§ **ENTRIES PROVIDED**
▬▬▬▬▬▬▬▬▬▬
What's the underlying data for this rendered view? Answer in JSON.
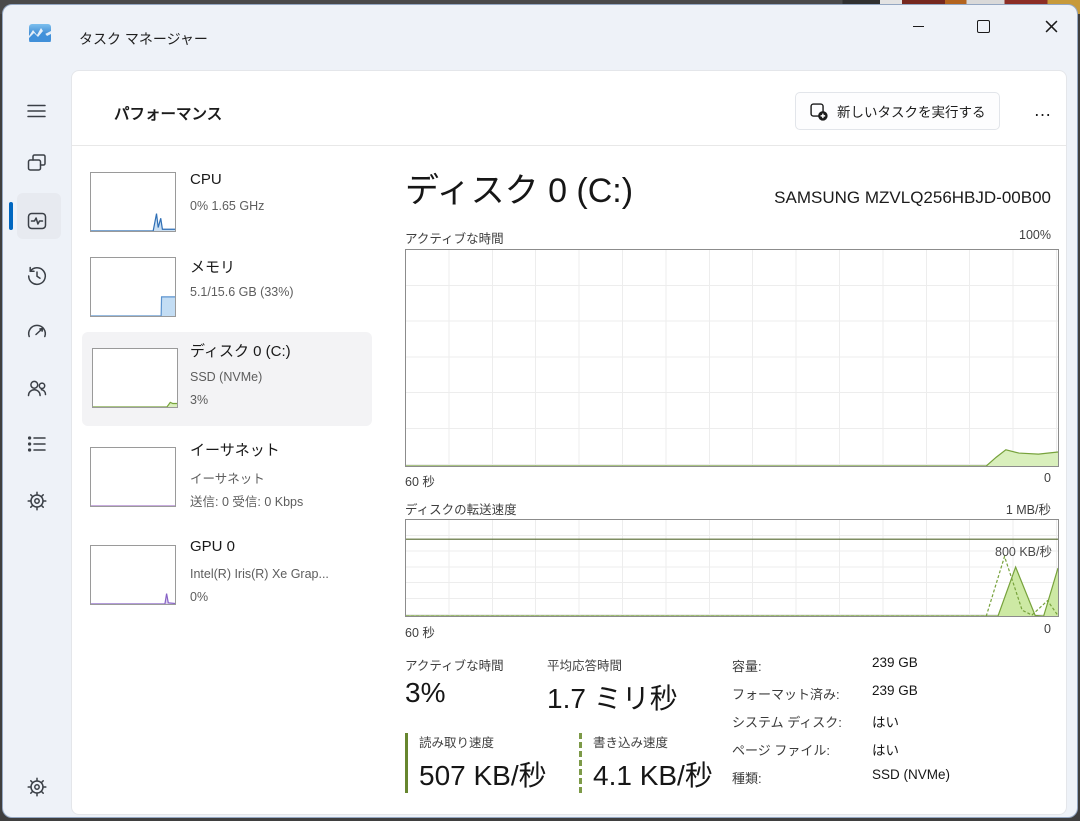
{
  "window": {
    "title": "タスク マネージャー"
  },
  "header": {
    "page_title": "パフォーマンス",
    "run_new_task_label": "新しいタスクを実行する",
    "more_label": "…"
  },
  "icons": {
    "app": "task-manager-wave",
    "hamburger": "three-lines",
    "processes": "window-panes",
    "performance": "pulse-square",
    "app-history": "clock-history",
    "startup-apps": "gauge",
    "users": "people",
    "details": "bulleted-list",
    "services": "gear-outline",
    "settings": "gear",
    "run-new-task": "square-plus",
    "more": "ellipsis",
    "minimize": "line",
    "maximize": "box",
    "close": "x"
  },
  "perf_list": [
    {
      "title": "CPU",
      "line1": "0%  1.65 GHz",
      "line2": ""
    },
    {
      "title": "メモリ",
      "line1": "5.1/15.6 GB (33%)",
      "line2": ""
    },
    {
      "title": "ディスク 0 (C:)",
      "line1": "SSD (NVMe)",
      "line2": "3%",
      "selected": true
    },
    {
      "title": "イーサネット",
      "line1": "イーサネット",
      "line2": "送信: 0 受信: 0 Kbps"
    },
    {
      "title": "GPU 0",
      "line1": "Intel(R) Iris(R) Xe Grap...",
      "line2": "0%"
    }
  ],
  "main": {
    "title": "ディスク 0 (C:)",
    "device": "SAMSUNG MZVLQ256HBJD-00B00",
    "chart1_label": "アクティブな時間",
    "chart1_max": "100%",
    "chart1_x_left": "60 秒",
    "chart1_x_right": "0",
    "chart2_label": "ディスクの転送速度",
    "chart2_max": "1 MB/秒",
    "chart2_marker_label": "800 KB/秒",
    "chart2_x_left": "60 秒",
    "chart2_x_right": "0",
    "stats": {
      "active_time_label": "アクティブな時間",
      "active_time_value": "3%",
      "response_label": "平均応答時間",
      "response_value": "1.7 ミリ秒",
      "read_label": "読み取り速度",
      "read_value": "507 KB/秒",
      "write_label": "書き込み速度",
      "write_value": "4.1 KB/秒"
    },
    "details": [
      {
        "label": "容量:",
        "value": "239 GB"
      },
      {
        "label": "フォーマット済み:",
        "value": "239 GB"
      },
      {
        "label": "システム ディスク:",
        "value": "はい"
      },
      {
        "label": "ページ ファイル:",
        "value": "はい"
      },
      {
        "label": "種類:",
        "value": "SSD (NVMe)"
      }
    ]
  },
  "colors": {
    "accent": "#0067c0",
    "disk_green": "#77a23c",
    "disk_fill": "#d9efbc",
    "marker_green": "#55682e",
    "cpu_blue": "#2f6fb5",
    "mem_blue": "#5b93cf",
    "gpu_purple": "#8661c5"
  },
  "chart_data": [
    {
      "id": "active-time",
      "type": "area",
      "title": "アクティブな時間 (%)",
      "ylim": [
        0,
        100
      ],
      "x_axis": "seconds, 60 → 0",
      "grid": true,
      "series": [
        {
          "name": "アクティブな時間",
          "color": "#77a23c",
          "fill": "#d9efbc",
          "points": [
            [
              0,
              0
            ],
            [
              89,
              0
            ],
            [
              90.5,
              4
            ],
            [
              92,
              7.5
            ],
            [
              94,
              6
            ],
            [
              97,
              5.5
            ],
            [
              100,
              6.5
            ]
          ]
        }
      ]
    },
    {
      "id": "transfer-rate",
      "type": "area",
      "title": "ディスクの転送速度 (KB/秒)",
      "ylim": [
        0,
        1000
      ],
      "x_axis": "seconds, 60 → 0",
      "grid": true,
      "marker": {
        "value": 800,
        "label": "800 KB/秒",
        "color": "#55682e"
      },
      "series": [
        {
          "name": "読み取り速度",
          "color": "#77a23c",
          "fill": "#cde9a4",
          "points": [
            [
              0,
              0
            ],
            [
              89.5,
              0
            ],
            [
              90.8,
              0
            ],
            [
              93.5,
              510
            ],
            [
              96.5,
              5
            ],
            [
              97.8,
              0
            ],
            [
              100,
              500
            ]
          ]
        },
        {
          "name": "書き込み速度",
          "color": "#77a23c",
          "dash": true,
          "points": [
            [
              0,
              0
            ],
            [
              89,
              0
            ],
            [
              91.8,
              620
            ],
            [
              94.5,
              60
            ],
            [
              96,
              10
            ],
            [
              98.4,
              160
            ],
            [
              100,
              4
            ]
          ]
        }
      ]
    }
  ],
  "sparks": [
    {
      "for": "CPU",
      "ylim": [
        0,
        100
      ],
      "series": [
        {
          "name": "cpu",
          "color": "#2f6fb5",
          "fill": "#c9def2",
          "points": [
            [
              0,
              0
            ],
            [
              74,
              0
            ],
            [
              78,
              30
            ],
            [
              80,
              6
            ],
            [
              83,
              22
            ],
            [
              85,
              3
            ],
            [
              100,
              3
            ]
          ]
        }
      ]
    },
    {
      "for": "メモリ",
      "ylim": [
        0,
        100
      ],
      "series": [
        {
          "name": "memory-used",
          "color": "#5b93cf",
          "fill": "#c3ddf4",
          "points": [
            [
              0,
              0
            ],
            [
              83.5,
              0
            ],
            [
              84,
              33
            ],
            [
              100,
              33
            ]
          ]
        }
      ]
    },
    {
      "for": "ディスク 0 (C:)",
      "ylim": [
        0,
        100
      ],
      "series": [
        {
          "name": "disk",
          "color": "#77a23c",
          "fill": "#d9efbc",
          "points": [
            [
              0,
              0
            ],
            [
              88,
              0
            ],
            [
              92,
              8
            ],
            [
              95,
              6
            ],
            [
              100,
              6
            ]
          ]
        }
      ]
    },
    {
      "for": "イーサネット",
      "ylim": [
        0,
        100
      ],
      "series": [
        {
          "name": "ethernet",
          "color": "#a87bc9",
          "points": [
            [
              0,
              0
            ],
            [
              100,
              0
            ]
          ]
        }
      ]
    },
    {
      "for": "GPU 0",
      "ylim": [
        0,
        100
      ],
      "series": [
        {
          "name": "gpu",
          "color": "#8661c5",
          "fill": "#ded2f0",
          "points": [
            [
              0,
              0
            ],
            [
              88,
              0
            ],
            [
              90,
              18
            ],
            [
              92,
              2
            ],
            [
              100,
              1
            ]
          ]
        }
      ]
    }
  ]
}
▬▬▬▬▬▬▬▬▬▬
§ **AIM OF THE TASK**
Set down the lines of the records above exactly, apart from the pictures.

§ **EXERCISE OUTPUT**
What's the underlying data for this rendered view? Answer in JSON.
{
  "window": {
    "title": "タスク マネージャー"
  },
  "header": {
    "page_title": "パフォーマンス",
    "run_new_task_label": "新しいタスクを実行する",
    "more_label": "…"
  },
  "icons": {
    "app": "task-manager-wave",
    "hamburger": "three-lines",
    "processes": "window-panes",
    "performance": "pulse-square",
    "app-history": "clock-history",
    "startup-apps": "gauge",
    "users": "people",
    "details": "bulleted-list",
    "services": "gear-outline",
    "settings": "gear",
    "run-new-task": "square-plus",
    "more": "ellipsis",
    "minimize": "line",
    "maximize": "box",
    "close": "x"
  },
  "perf_list": [
    {
      "title": "CPU",
      "line1": "0%  1.65 GHz",
      "line2": ""
    },
    {
      "title": "メモリ",
      "line1": "5.1/15.6 GB (33%)",
      "line2": ""
    },
    {
      "title": "ディスク 0 (C:)",
      "line1": "SSD (NVMe)",
      "line2": "3%",
      "selected": true
    },
    {
      "title": "イーサネット",
      "line1": "イーサネット",
      "line2": "送信: 0 受信: 0 Kbps"
    },
    {
      "title": "GPU 0",
      "line1": "Intel(R) Iris(R) Xe Grap...",
      "line2": "0%"
    }
  ],
  "main": {
    "title": "ディスク 0 (C:)",
    "device": "SAMSUNG MZVLQ256HBJD-00B00",
    "chart1_label": "アクティブな時間",
    "chart1_max": "100%",
    "chart1_x_left": "60 秒",
    "chart1_x_right": "0",
    "chart2_label": "ディスクの転送速度",
    "chart2_max": "1 MB/秒",
    "chart2_marker_label": "800 KB/秒",
    "chart2_x_left": "60 秒",
    "chart2_x_right": "0",
    "stats": {
      "active_time_label": "アクティブな時間",
      "active_time_value": "3%",
      "response_label": "平均応答時間",
      "response_value": "1.7 ミリ秒",
      "read_label": "読み取り速度",
      "read_value": "507 KB/秒",
      "write_label": "書き込み速度",
      "write_value": "4.1 KB/秒"
    },
    "details": [
      {
        "label": "容量:",
        "value": "239 GB"
      },
      {
        "label": "フォーマット済み:",
        "value": "239 GB"
      },
      {
        "label": "システム ディスク:",
        "value": "はい"
      },
      {
        "label": "ページ ファイル:",
        "value": "はい"
      },
      {
        "label": "種類:",
        "value": "SSD (NVMe)"
      }
    ]
  },
  "colors": {
    "accent": "#0067c0",
    "disk_green": "#77a23c",
    "disk_fill": "#d9efbc",
    "marker_green": "#55682e",
    "cpu_blue": "#2f6fb5",
    "mem_blue": "#5b93cf",
    "gpu_purple": "#8661c5"
  },
  "chart_data": [
    {
      "id": "active-time",
      "type": "area",
      "title": "アクティブな時間 (%)",
      "ylim": [
        0,
        100
      ],
      "x_axis": "seconds, 60 → 0",
      "grid": true,
      "series": [
        {
          "name": "アクティブな時間",
          "color": "#77a23c",
          "fill": "#d9efbc",
          "points": [
            [
              0,
              0
            ],
            [
              89,
              0
            ],
            [
              90.5,
              4
            ],
            [
              92,
              7.5
            ],
            [
              94,
              6
            ],
            [
              97,
              5.5
            ],
            [
              100,
              6.5
            ]
          ]
        }
      ]
    },
    {
      "id": "transfer-rate",
      "type": "area",
      "title": "ディスクの転送速度 (KB/秒)",
      "ylim": [
        0,
        1000
      ],
      "x_axis": "seconds, 60 → 0",
      "grid": true,
      "marker": {
        "value": 800,
        "label": "800 KB/秒",
        "color": "#55682e"
      },
      "series": [
        {
          "name": "読み取り速度",
          "color": "#77a23c",
          "fill": "#cde9a4",
          "points": [
            [
              0,
              0
            ],
            [
              89.5,
              0
            ],
            [
              90.8,
              0
            ],
            [
              93.5,
              510
            ],
            [
              96.5,
              5
            ],
            [
              97.8,
              0
            ],
            [
              100,
              500
            ]
          ]
        },
        {
          "name": "書き込み速度",
          "color": "#77a23c",
          "dash": true,
          "points": [
            [
              0,
              0
            ],
            [
              89,
              0
            ],
            [
              91.8,
              620
            ],
            [
              94.5,
              60
            ],
            [
              96,
              10
            ],
            [
              98.4,
              160
            ],
            [
              100,
              4
            ]
          ]
        }
      ]
    }
  ],
  "sparks": [
    {
      "for": "CPU",
      "ylim": [
        0,
        100
      ],
      "series": [
        {
          "name": "cpu",
          "color": "#2f6fb5",
          "fill": "#c9def2",
          "points": [
            [
              0,
              0
            ],
            [
              74,
              0
            ],
            [
              78,
              30
            ],
            [
              80,
              6
            ],
            [
              83,
              22
            ],
            [
              85,
              3
            ],
            [
              100,
              3
            ]
          ]
        }
      ]
    },
    {
      "for": "メモリ",
      "ylim": [
        0,
        100
      ],
      "series": [
        {
          "name": "memory-used",
          "color": "#5b93cf",
          "fill": "#c3ddf4",
          "points": [
            [
              0,
              0
            ],
            [
              83.5,
              0
            ],
            [
              84,
              33
            ],
            [
              100,
              33
            ]
          ]
        }
      ]
    },
    {
      "for": "ディスク 0 (C:)",
      "ylim": [
        0,
        100
      ],
      "series": [
        {
          "name": "disk",
          "color": "#77a23c",
          "fill": "#d9efbc",
          "points": [
            [
              0,
              0
            ],
            [
              88,
              0
            ],
            [
              92,
              8
            ],
            [
              95,
              6
            ],
            [
              100,
              6
            ]
          ]
        }
      ]
    },
    {
      "for": "イーサネット",
      "ylim": [
        0,
        100
      ],
      "series": [
        {
          "name": "ethernet",
          "color": "#a87bc9",
          "points": [
            [
              0,
              0
            ],
            [
              100,
              0
            ]
          ]
        }
      ]
    },
    {
      "for": "GPU 0",
      "ylim": [
        0,
        100
      ],
      "series": [
        {
          "name": "gpu",
          "color": "#8661c5",
          "fill": "#ded2f0",
          "points": [
            [
              0,
              0
            ],
            [
              88,
              0
            ],
            [
              90,
              18
            ],
            [
              92,
              2
            ],
            [
              100,
              1
            ]
          ]
        }
      ]
    }
  ]
}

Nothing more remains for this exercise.